I would have liked to see more picture Sprites. We also discussed recording some audio for a portion of the presentation but ran out of time. He made a bibliography backdrop but it didn’t get included in the version we uploaded. Before he presented this to his class, he made some last minute changes that are saved in his account offline and not published.

He has his own Scratch account now and I know he will continue to code and create in middle school.  That makes me really proud.

Screen Shot 2017-07-02 at 1.39.38 PM

He had a rough end of the year within his classroom and with the dynamics of some of the other students so I was glad to be able to give him some flexibility with this assignment and let him do something he enjoys and show his coding skills.

I would like to think that Scratch would be an acceptable presentation format for other school projects like this.  I have been thinking along these lines for a while and now have proof that it can be done and can show teachers what the results look like.

Code Behind the Game

Sometimes when I have a Kindergarten class in the computer lab and I’m introducing a new online activity – like a connect-the-dots game or a drawing program, a fourth grader will come in to the lab to do some independent computer assignment – typing up a paper or picking up a print out – and get distracted by what the Kindergarteners are doing. Occasionally, if the 4th grader is a code club member, I’ll wonder out loud to them  – do you think we could write a connect-the-dots game in Scratch?

I want them to see beyond game play, behind the app and think about it’s mechanics – the code – the logic that runs it. This is a goal of mine.  I enjoy thinking about how apps work.  How decisions were made to make the user experience. How someone coded different features.
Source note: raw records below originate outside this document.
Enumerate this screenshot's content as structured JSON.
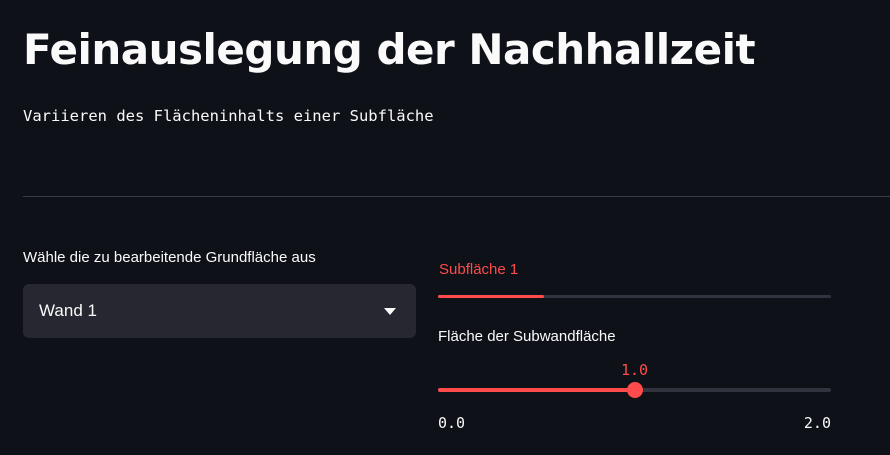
{
  "header": {
    "title": "Feinauslegung der Nachhallzeit",
    "subtitle": "Variieren des Flächeninhalts einer Subfläche"
  },
  "grundflaeche_select": {
    "label": "Wähle die zu bearbeitende Grundfläche aus",
    "selected": "Wand 1",
    "icon": "chevron-down-icon"
  },
  "tabs": [
    {
      "label": "Subfläche 1",
      "active": true
    }
  ],
  "slider": {
    "label": "Fläche der Subwandfläche",
    "value": "1.0",
    "min": "0.0",
    "max": "2.0",
    "fraction": 0.5
  },
  "colors": {
    "background": "#0e1117",
    "accent": "#ff4b4b",
    "input_background": "#262730",
    "track": "#31333f",
    "text": "#fafafa"
  }
}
I want my students to think about these things, too. When you think about how some tech thing was built or created you become more than a technology consumer.  It becomes less like magic and turns into something they could do.  The students become technology makers.

I think Scratch is helping with this goal. A weeks after writing their first game project in Scratch, one student remarked that he now looked at games differently. He sees the characters in the games he plays as Sprites.

Another student, in fact, asked me later, when we were going to write that connect-the-dots game in code club.

No code club last week, but we’re on again tomorrow!